Survey Data

Reg No




Categories of Special Interest

Historical, Social

Original Use

Hunting/fishing lodge

Historical Use



1795 - 1805


307002, 222461

Date Recorded


Date Updated



Detached seven-bay two-storey sporting lodge, built 1800, on a rectangular plan originally five-bay two-storey centred on single-bay single-storey flat-roofed projecting porch to ground floor. Burnt, 1987. In ruins, 2002. Pitched roof now missing with rendered chimney stacks having capping supporting terracotta or yellow terracotta tapered pots. Rendered walls. Square-headed central door opening with no fittings surviving. Square-headed window openings with remains of six-over-six timber sash windows without horns. Interior in ruins. Set in overgrown grounds.

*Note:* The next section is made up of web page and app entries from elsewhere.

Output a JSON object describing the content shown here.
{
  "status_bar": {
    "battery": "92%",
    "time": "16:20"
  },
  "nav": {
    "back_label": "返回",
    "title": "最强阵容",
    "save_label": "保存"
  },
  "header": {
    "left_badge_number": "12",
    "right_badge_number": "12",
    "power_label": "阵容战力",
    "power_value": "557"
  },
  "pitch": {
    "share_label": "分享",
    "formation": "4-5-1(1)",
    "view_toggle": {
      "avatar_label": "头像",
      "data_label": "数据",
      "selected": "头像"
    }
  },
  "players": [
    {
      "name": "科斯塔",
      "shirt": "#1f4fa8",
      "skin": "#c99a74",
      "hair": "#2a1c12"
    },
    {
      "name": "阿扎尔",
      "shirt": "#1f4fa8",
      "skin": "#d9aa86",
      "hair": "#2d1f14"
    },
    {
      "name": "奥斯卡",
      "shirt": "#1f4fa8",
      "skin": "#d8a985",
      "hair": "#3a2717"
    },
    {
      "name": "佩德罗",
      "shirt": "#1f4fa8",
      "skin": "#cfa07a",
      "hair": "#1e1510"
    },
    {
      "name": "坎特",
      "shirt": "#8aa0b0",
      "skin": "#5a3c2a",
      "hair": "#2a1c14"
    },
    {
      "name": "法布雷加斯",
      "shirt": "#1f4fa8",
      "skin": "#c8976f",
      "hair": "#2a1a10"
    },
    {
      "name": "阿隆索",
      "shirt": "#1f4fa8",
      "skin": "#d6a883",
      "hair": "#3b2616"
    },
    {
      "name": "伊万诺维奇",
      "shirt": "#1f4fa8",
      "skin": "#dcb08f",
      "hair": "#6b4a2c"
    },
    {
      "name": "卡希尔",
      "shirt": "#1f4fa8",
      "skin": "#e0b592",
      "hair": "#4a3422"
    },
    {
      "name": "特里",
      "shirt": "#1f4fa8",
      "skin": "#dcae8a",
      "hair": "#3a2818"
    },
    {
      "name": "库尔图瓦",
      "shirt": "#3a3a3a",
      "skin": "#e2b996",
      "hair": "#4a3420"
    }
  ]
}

A sporting lodge built by the Dillons of Belgard Castle and therefore sometimes known as Dillon Lodge. The elongated rectangular plan with a later porch at its centre, the uniform proportions of the openings on each floor, and the high pitched roof, all contribute to its architectural interest. Ballinascorney House was tenanted by the Bagenal family and is said to have been occupied for one night by the fugitive Robert Emmet (1778-1803) following the failed Irish Rebellion of 1803 (Handcock 1877, 60). Ballinascorney House was later occupied by Gerald Tench (1787-1863), Registrar of the Court of Exchequer (Thom's Almanac and Official Directory of the United Kingdom of Great Britain and Ireland for the year 1859, 1242; 1392), and it is believed that it was subsequently leased by Major Lawrence Edward Knox (1836-73), proprietor of "The Irish Times" (1859), whose city residence was at 53 Fitzwilliam Square (see 50930094).